Reports of Rohingya camps being burned down and destroyed across Pauk Taw, Sittwe have brought fears that an upturn in violence against the Rohingya of Burma has begun. In a day of violent outbursts across the Arakan region, there were also wide scale arrests in Maungdaw. This comes amid a spate of anger thought to originate following the death of a Rakhine man. The body of the man was found in forests near Sittwe and it is believed that police authorities are tracking down a Rohingya man who is purportedly responsible for his death. No evidence has been found of any misdemeanour.
Almost 100 women and children were arrested in Killa Dong village in Maungdaw district. At 12.30pm nearly 100 army and 150 riot police cordoned off the village following unrest in the early hours of the morning. Eyewitnesses told Restless Beings today Hlun Tein (security forces) had arrived at Killa Dong at 10pm alongside a number of Rakhine mobsters belonging to the radical 969 movement. Around 3am raids by a joint force of military, security forces and police took place at the southern Maungdaw village. They had opened fire on individuals resisting the raids and a mass arrest of over 100 took place regardless of gender and age. Many Rohingya were injured during the operation which saw localised disputes between the Rakhine mobsters from Kin Chaung village against Rohingya families whilst the looting and raids took place. Upon the discovery that the security forces were in cooperation with the, Rohingya village elders urged the villagers not to resist the raids. Police and other forces arrived in Killa Dong once again in the morning and by 12.30pm arrests were made against all those who had resisted in the raids overnight. As night drew, the situation in Killa Dong village remains tense as villagers fear repeat raids overnight.

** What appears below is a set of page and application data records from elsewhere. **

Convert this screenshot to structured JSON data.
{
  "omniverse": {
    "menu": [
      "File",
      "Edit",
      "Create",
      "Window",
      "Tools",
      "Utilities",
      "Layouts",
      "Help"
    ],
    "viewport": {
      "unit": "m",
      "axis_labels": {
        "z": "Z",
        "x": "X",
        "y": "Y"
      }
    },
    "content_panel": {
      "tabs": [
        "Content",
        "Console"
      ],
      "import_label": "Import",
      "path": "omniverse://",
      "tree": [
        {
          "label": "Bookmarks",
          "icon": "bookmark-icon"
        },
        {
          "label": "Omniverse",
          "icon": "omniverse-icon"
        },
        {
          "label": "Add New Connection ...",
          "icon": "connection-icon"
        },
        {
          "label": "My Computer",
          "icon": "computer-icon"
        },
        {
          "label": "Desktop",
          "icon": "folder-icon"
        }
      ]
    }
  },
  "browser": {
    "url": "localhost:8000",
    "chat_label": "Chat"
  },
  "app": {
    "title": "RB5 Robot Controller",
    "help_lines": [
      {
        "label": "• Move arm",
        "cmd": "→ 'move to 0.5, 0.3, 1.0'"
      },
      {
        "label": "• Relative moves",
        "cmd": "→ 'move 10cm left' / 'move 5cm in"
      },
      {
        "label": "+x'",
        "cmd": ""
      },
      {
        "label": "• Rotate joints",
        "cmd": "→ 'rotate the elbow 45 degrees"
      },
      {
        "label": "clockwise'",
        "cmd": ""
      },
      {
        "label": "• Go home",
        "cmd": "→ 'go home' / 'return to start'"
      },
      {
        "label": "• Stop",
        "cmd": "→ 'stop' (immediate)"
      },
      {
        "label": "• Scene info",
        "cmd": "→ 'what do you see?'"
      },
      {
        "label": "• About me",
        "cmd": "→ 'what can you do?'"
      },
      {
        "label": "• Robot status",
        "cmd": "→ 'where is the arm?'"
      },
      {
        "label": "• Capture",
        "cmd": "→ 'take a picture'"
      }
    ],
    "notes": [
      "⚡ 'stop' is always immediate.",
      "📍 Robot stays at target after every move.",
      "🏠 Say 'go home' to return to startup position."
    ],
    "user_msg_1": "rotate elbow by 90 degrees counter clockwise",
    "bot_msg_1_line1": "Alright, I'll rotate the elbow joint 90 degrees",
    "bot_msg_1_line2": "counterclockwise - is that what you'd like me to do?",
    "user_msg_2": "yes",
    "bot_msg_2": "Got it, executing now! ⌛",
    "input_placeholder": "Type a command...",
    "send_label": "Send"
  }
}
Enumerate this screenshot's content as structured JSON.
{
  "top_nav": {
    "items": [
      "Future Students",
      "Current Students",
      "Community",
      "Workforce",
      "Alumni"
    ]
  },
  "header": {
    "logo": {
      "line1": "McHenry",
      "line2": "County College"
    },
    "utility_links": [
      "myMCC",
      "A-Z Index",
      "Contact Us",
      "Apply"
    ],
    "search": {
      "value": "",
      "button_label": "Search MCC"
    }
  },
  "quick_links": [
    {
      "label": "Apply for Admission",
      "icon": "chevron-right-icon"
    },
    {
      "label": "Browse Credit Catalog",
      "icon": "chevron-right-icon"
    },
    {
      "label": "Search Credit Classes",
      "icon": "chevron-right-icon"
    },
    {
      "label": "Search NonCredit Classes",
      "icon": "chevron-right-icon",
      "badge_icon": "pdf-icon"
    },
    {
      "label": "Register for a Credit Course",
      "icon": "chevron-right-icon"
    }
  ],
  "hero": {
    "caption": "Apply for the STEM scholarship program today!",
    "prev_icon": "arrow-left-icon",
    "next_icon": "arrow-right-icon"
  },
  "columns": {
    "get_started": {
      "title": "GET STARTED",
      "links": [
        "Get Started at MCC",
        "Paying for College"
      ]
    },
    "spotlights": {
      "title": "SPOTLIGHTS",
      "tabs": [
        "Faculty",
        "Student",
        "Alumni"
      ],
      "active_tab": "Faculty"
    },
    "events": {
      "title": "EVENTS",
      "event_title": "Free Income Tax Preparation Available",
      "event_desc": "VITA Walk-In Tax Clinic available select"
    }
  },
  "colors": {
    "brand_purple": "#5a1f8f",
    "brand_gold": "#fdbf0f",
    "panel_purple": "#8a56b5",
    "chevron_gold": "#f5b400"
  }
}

Earlier last week, following skirmishes which broke out between locals in Manzi in Sittwe, Myanmar, two Rohingya boys were arrested by authorities in late December. Muhammed Karim, son of Elias Karim and Amir Hushon, son of Abdu Shukur, both aged 12 years old and both residents of the Thay Chung district of Sittwe were arrested by police and blamed for causing the skirmishes. Since their arrest their whereabouts are unknown and their parents have not been informed of any charges.
In Bayda Kyay, Sittwe, the police (Battalion no. 34) continue to extort from the Rohingya. On the 6th of January Mahmud Rofique, son of Abdul Hakim, was arrested and tortured by the police, leaving him in a critical state.
This week the international spotlight was placed on Thailand following a Human Rights Watch report which told of the harsh treatment faced by the Rohingya boat people at the hands of Thai authorities when they reach the shores. The report states that Rohingya children are often exposed to trafficking and detaining those who reach Thai lands. From this, the UN has started an investigation on the treatment of Rohingya boat people in the detention centres – it's said that 139 Rohingya arrived at Phuket on the 25th of December 2013.
Another wave of violence seems to have begun in Arakan state despite international calls for a permanent solution to the issue being ignored at large by the State and Burmese authorities. Having already witnessed countless numbers of deaths and thousands of Rohingya homes already destroyed in fires and looting since June 2012, the Rohingya of Arakan wait with baited breath as more violence threatens to dismantle their community once again.